Like most educators, Assistant Professor of Entrepreneurial Studies Craig Talmage had to make some adjustments to his “Social Innovation for the Entrepreneur” course this spring when the coronavirus shut down in-person learning.
Turning a challenge into an opportunity, Talmage decided to have his students analyze the website for ConnectGeneva, an initiative of the city and town of Geneva in partnership with BluePrint Geneva, created to bring people together virtually to share resources during the pandemic. He designed the assignment to be a collaborative effort with the Center for Community Engagement and Service Learning where he serves as faculty liaison.
“With the loss of in-person interaction for the course, I knew students would be curious to learn about the innovative ways the Geneva community was adjusting to COVID-19 and related challenges and collaborative opportunities,” says Talmage. The students reviewed content on the ConnectGeneva website as well as the organization’s Facebook and Instagram pages, assessing the effectiveness of each and commenting on possibilities for improvement.
By analyzing the site, students learned about social enterprise — revenue generation that also does social good. “By seeing how local Genevans and enterprises responded to COVID-19 through ConnectGeneva, my students were able to see the resilience of social enterprise firsthand in Geneva,” says Talmage. “ConnectGeneva can be seen as a blueprint for enterprises in local communities in the future. The students learn about blueprint copying when looking to scale social impact in the course.”
“ConnectGeneva is a multifaceted platform that allows members of the Geneva community to interact, gather information and give back to its community,” says William Payne ’21, a student in the class. “The website features six main links where viewers can choose from options ranging from volunteer work in the community to the latest news on the COVID-19 outbreak.”
Payne felt that the site’s best feature was a “tell us what you need” link that directed visitors to a bilingual form allowing them to input requests. Site administrators then help as they’re able by supplying needed items. He suggested that the Instagram page was a resource that could be better utilized, especially by young people who are more inclined to spend their social media time on Instagram rather than Facebook.
“I believe by advertising the page to both Geneva High School and Hobart and William Smith students the page can gain a large sum of followers which will lead to more engagement within the community,” he says.
Jiangnan “Jackey” Shen ’20 felt that the website was doing a great job of providing delivery and food distribution, and suggested that the organization partner with retail stores that might have surplus food for distribution. She also recommended using the resources of Instagram Live, for events such as interviews with health practitioners speaking about best practices during the pandemic. “These sessions will provide Ontario residents with an opportunity to ask more questions and learn how they can help,” she says.
All in all, says Talmage, the exercise was a success, and allowed students to learn from the safety of their home computers. “I was especially pleased with the feedback my students shared with the organizers and I appreciate the way this effort helped supplement underpinnings of course learning objectives.”

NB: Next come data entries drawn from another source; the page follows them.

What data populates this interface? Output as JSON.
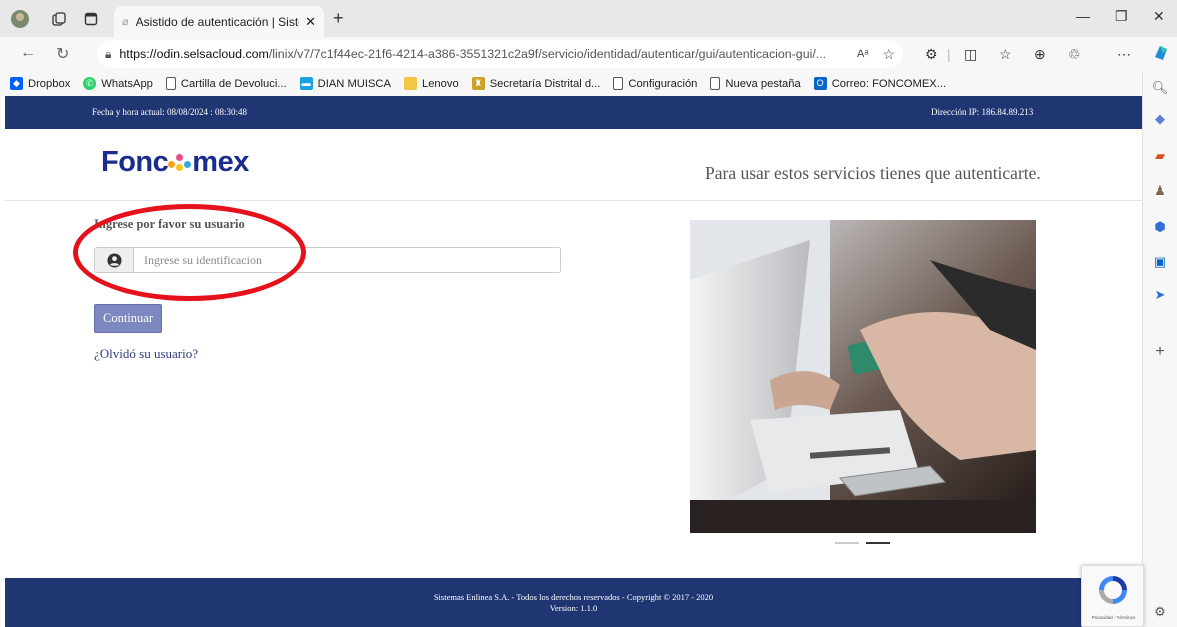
{
  "browser": {
    "tab_title": "Asistido de autenticación | Sisten",
    "url_host": "https://odin.selsacloud.com",
    "url_path": "/linix/v7/7c1f44ec-21f6-4214-a386-3551321c2a9f/servicio/identidad/autenticar/gui/autenticacion-gui/...",
    "read_aloud": "Aᵃ"
  },
  "bookmarks": [
    {
      "label": "Dropbox",
      "icon": "dropbox-icon",
      "color": "#0061fe"
    },
    {
      "label": "WhatsApp",
      "icon": "whatsapp-icon",
      "color": "#25d366"
    },
    {
      "label": "Cartilla de Devoluci...",
      "icon": "page-icon",
      "color": "#ffffff"
    },
    {
      "label": "DIAN MUISCA",
      "icon": "dian-icon",
      "color": "#1ba1e2"
    },
    {
      "label": "Lenovo",
      "icon": "folder-icon",
      "color": "#f2c744"
    },
    {
      "label": "Secretaría Distrital d...",
      "icon": "bogota-icon",
      "color": "#c9a227"
    },
    {
      "label": "Configuración",
      "icon": "page-icon",
      "color": "#ffffff"
    },
    {
      "label": "Nueva pestaña",
      "icon": "page-icon",
      "color": "#ffffff"
    },
    {
      "label": "Correo: FONCOMEX...",
      "icon": "outlook-icon",
      "color": "#0a64c9"
    }
  ],
  "page": {
    "datetime": "Fecha y hora actual: 08/08/2024 : 08:30:48",
    "ip": "Dirección IP: 186.84.89.213",
    "logo_left": "Fonc",
    "logo_right": "mex",
    "auth_message": "Para usar estos servicios tienes que autenticarte.",
    "prompt": "Ingrese por favor su usuario",
    "id_placeholder": "Ingrese su identificacion",
    "continue_label": "Continuar",
    "forgot_label": "¿Olvidó su usuario?",
    "footer_line1": "Sistemas Enlinea S.A. - Todos los derechos reservados - Copyright © 2017 - 2020",
    "footer_line2": "Version: 1.1.0",
    "recaptcha_terms": "Privacidad - Términos"
  },
  "colors": {
    "brand_navy": "#1f3673",
    "logo_blue": "#1a2c8e",
    "button": "#7d87c0",
    "annotation_red": "#e6121b"
  }
}
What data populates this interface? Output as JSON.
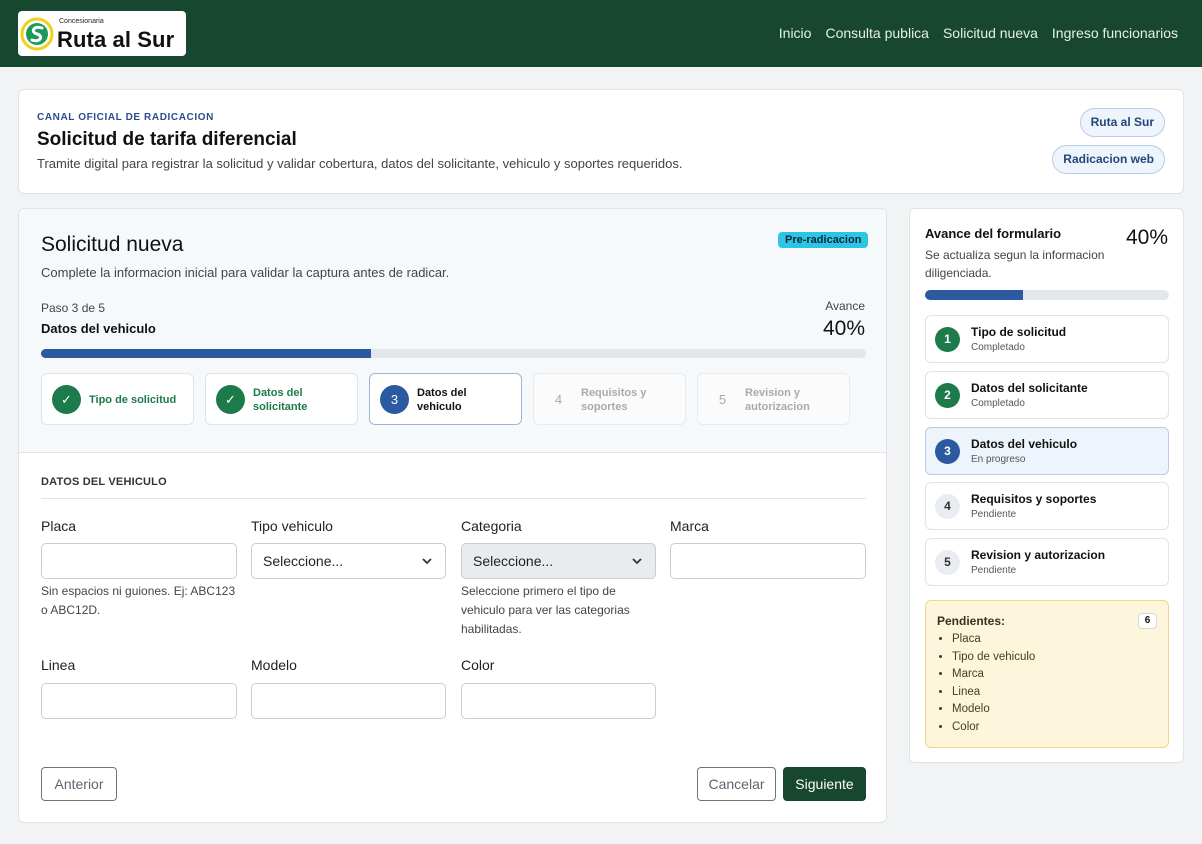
{
  "brand": {
    "small": "Concesionaria",
    "name": "Ruta al Sur"
  },
  "nav": [
    "Inicio",
    "Consulta publica",
    "Solicitud nueva",
    "Ingreso funcionarios"
  ],
  "hero": {
    "eyebrow": "CANAL OFICIAL DE RADICACION",
    "title": "Solicitud de tarifa diferencial",
    "description": "Tramite digital para registrar la solicitud y validar cobertura, datos del solicitante, vehiculo y soportes requeridos.",
    "pills": [
      "Ruta al Sur",
      "Radicacion web"
    ]
  },
  "form": {
    "title": "Solicitud nueva",
    "badge": "Pre-radicacion",
    "subtitle": "Complete la informacion inicial para validar la captura antes de radicar.",
    "step_text": "Paso 3 de 5",
    "step_title": "Datos del vehiculo",
    "avance_label": "Avance",
    "avance_value": "40%",
    "progress_fraction": 0.4,
    "steps": [
      {
        "marker": "✓",
        "label": "Tipo de solicitud",
        "state": "done"
      },
      {
        "marker": "✓",
        "label": "Datos del solicitante",
        "state": "done"
      },
      {
        "marker": "3",
        "label": "Datos del vehiculo",
        "state": "active"
      },
      {
        "marker": "4",
        "label": "Requisitos y soportes",
        "state": "pending"
      },
      {
        "marker": "5",
        "label": "Revision y autorizacion",
        "state": "pending"
      }
    ],
    "section_title": "DATOS DEL VEHICULO",
    "fields": {
      "placa": {
        "label": "Placa",
        "value": "",
        "help": "Sin espacios ni guiones. Ej: ABC123 o ABC12D."
      },
      "tipo": {
        "label": "Tipo vehiculo",
        "value": "Seleccione..."
      },
      "categoria": {
        "label": "Categoria",
        "value": "Seleccione...",
        "help": "Seleccione primero el tipo de vehiculo para ver las categorias habilitadas."
      },
      "marca": {
        "label": "Marca",
        "value": ""
      },
      "linea": {
        "label": "Linea",
        "value": ""
      },
      "modelo": {
        "label": "Modelo",
        "value": ""
      },
      "color": {
        "label": "Color",
        "value": ""
      }
    },
    "buttons": {
      "prev": "Anterior",
      "cancel": "Cancelar",
      "next": "Siguiente"
    }
  },
  "sidebar": {
    "title": "Avance del formulario",
    "percent": "40%",
    "progress_fraction": 0.4,
    "description": "Se actualiza segun la informacion diligenciada.",
    "items": [
      {
        "num": "1",
        "title": "Tipo de solicitud",
        "status": "Completado",
        "state": "done"
      },
      {
        "num": "2",
        "title": "Datos del solicitante",
        "status": "Completado",
        "state": "done"
      },
      {
        "num": "3",
        "title": "Datos del vehiculo",
        "status": "En progreso",
        "state": "active"
      },
      {
        "num": "4",
        "title": "Requisitos y soportes",
        "status": "Pendiente",
        "state": "pending"
      },
      {
        "num": "5",
        "title": "Revision y autorizacion",
        "status": "Pendiente",
        "state": "pending"
      }
    ],
    "pending": {
      "title": "Pendientes:",
      "count": "6",
      "list": [
        "Placa",
        "Tipo de vehiculo",
        "Marca",
        "Linea",
        "Modelo",
        "Color"
      ]
    }
  },
  "colors": {
    "header": "#17472f",
    "accent": "#2c5aa0",
    "success": "#1d7a4a",
    "badge": "#2ec4e6"
  }
}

In the photo above, Visiting Assistant Professor of Entrepreneurial Studies Craig Talmage works with students last spring.